Florida’s Department of Health fired its geographic information systems manager in mid-May after she objected to — and sometimes refused to comply with — what she saw as unethical requests to make changes to the state’s public portal. Rebekah Jones says the state site undercounts Florida’s infection total and overcounts the number of people tested — facts that bolstered officials’ decision to start loosening restrictions on the economy in early May, when the state had not met federal guidelines for reopening. Jones launched her own coronavirus dashboard last week.
Even the U.S. Centers for Disease Control and Prevention (CDC) has been lumping together tests that measure different things, the Associated Press reported last month. Officials at the CDC and in multiple states have acknowledged that they combined the results of viral tests and antibody tests. Doing so makes it difficult to understand how the virus is spreading.
Such errors render the CDC numbers about how many Americans are infected “uninterpretable,” creating a misleading picture for people trying to make decisions based on the data, Ashish Jha, director of Harvard’s Global Health Institute, told the AP at the time.
In Arizona, Gov. Doug Ducey used a graph showing a declining rate of positive tests in May when he announced that barbers, salons and restaurants could reopen.

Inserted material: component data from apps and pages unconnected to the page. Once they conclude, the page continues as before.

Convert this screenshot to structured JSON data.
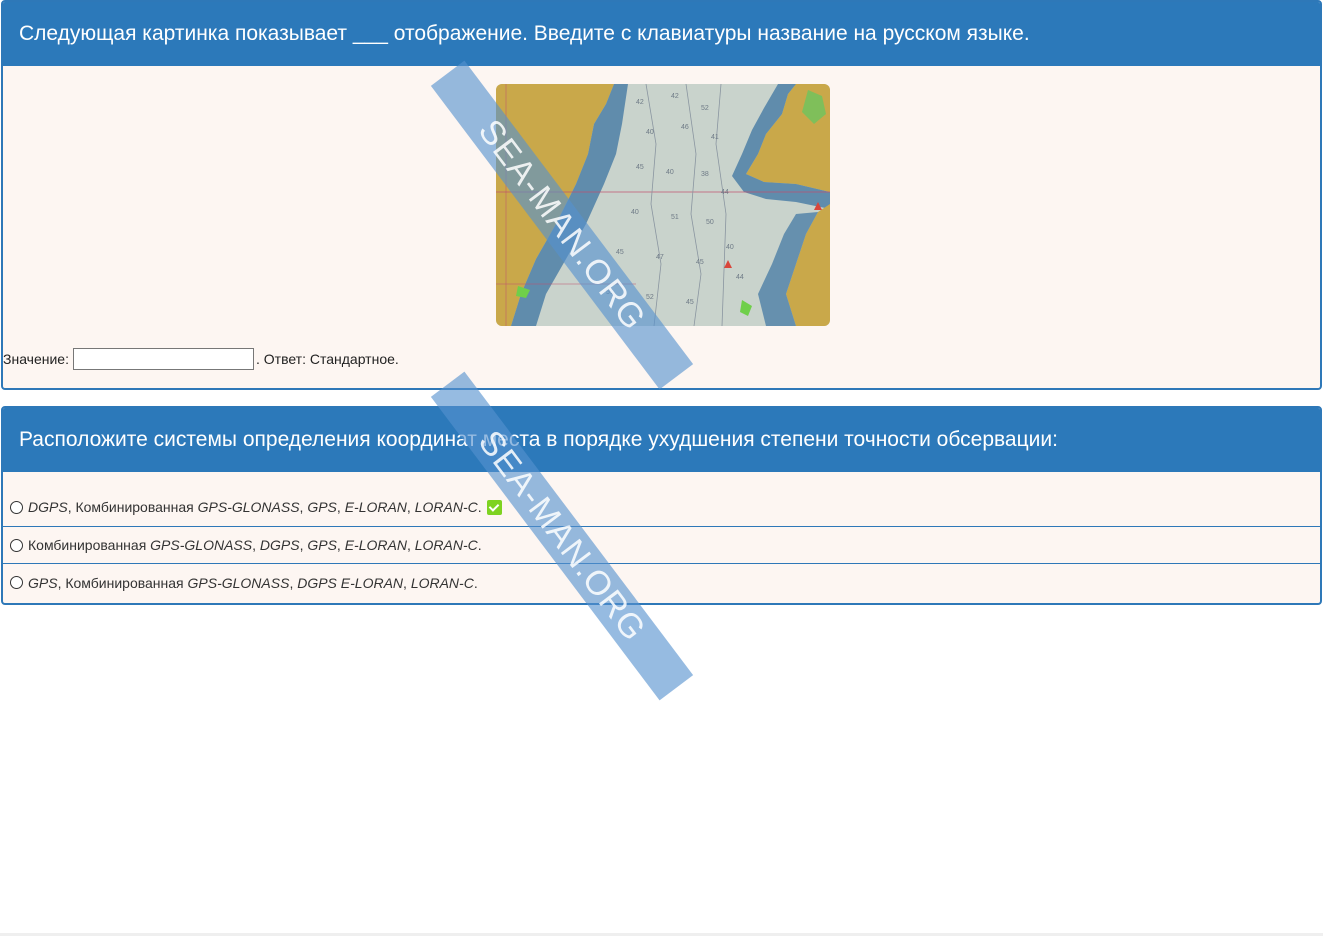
{
  "question1": {
    "title": "Следующая картинка показывает ___ отображение. Введите с клавиатуры название на русском языке.",
    "chart_image_name": "nautical-chart-image",
    "value_label": "Значение:",
    "input_value": "",
    "answer_text": ". Ответ: Стандартное."
  },
  "question2": {
    "title": "Расположите системы определения координат места в порядке ухудшения степени точности обсервации:",
    "options": [
      {
        "parts": [
          [
            "i",
            "DGPS"
          ],
          [
            "n",
            ", Комбинированная "
          ],
          [
            "i",
            "GPS-GLONASS"
          ],
          [
            "n",
            ", "
          ],
          [
            "i",
            "GPS"
          ],
          [
            "n",
            ", "
          ],
          [
            "i",
            "E-LORAN"
          ],
          [
            "n",
            ", "
          ],
          [
            "i",
            "LORAN-C"
          ],
          [
            "n",
            "."
          ]
        ],
        "correct": true
      },
      {
        "parts": [
          [
            "n",
            "Комбинированная "
          ],
          [
            "i",
            "GPS-GLONASS"
          ],
          [
            "n",
            ", "
          ],
          [
            "i",
            "DGPS"
          ],
          [
            "n",
            ", "
          ],
          [
            "i",
            "GPS"
          ],
          [
            "n",
            ", "
          ],
          [
            "i",
            "E-LORAN"
          ],
          [
            "n",
            ", "
          ],
          [
            "i",
            "LORAN-C"
          ],
          [
            "n",
            "."
          ]
        ],
        "correct": false
      },
      {
        "parts": [
          [
            "i",
            "GPS"
          ],
          [
            "n",
            ", Комбинированная "
          ],
          [
            "i",
            "GPS-GLONASS"
          ],
          [
            "n",
            ", "
          ],
          [
            "i",
            "DGPS E-LORAN"
          ],
          [
            "n",
            ", "
          ],
          [
            "i",
            "LORAN-C"
          ],
          [
            "n",
            "."
          ]
        ],
        "correct": false
      }
    ]
  },
  "watermark": "SEA-MAN.ORG",
  "colors": {
    "header": "#2c79ba",
    "card_bg": "#fdf6f2",
    "correct": "#7ed321"
  }
}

Ducey did not disclose during the televised news conference that the figures combined diagnostic and antibody tests. Positive results from diagnostic tests were declining, according to published state data, but adding the antibody tests made the decline look steeper.
“It is incumbent on health departments and the CDC to make sure they’re presenting information that’s accurate. And if they can’t get it, then don’t show the data at all,” Jha said in May. “Faulty data is much, much worse than no data.”
Seattle Times staff reporters Lewis Kamb, Evan Bush and Asia Fields contributed to this report, which also includes information from The Washington Post and the Associated Press.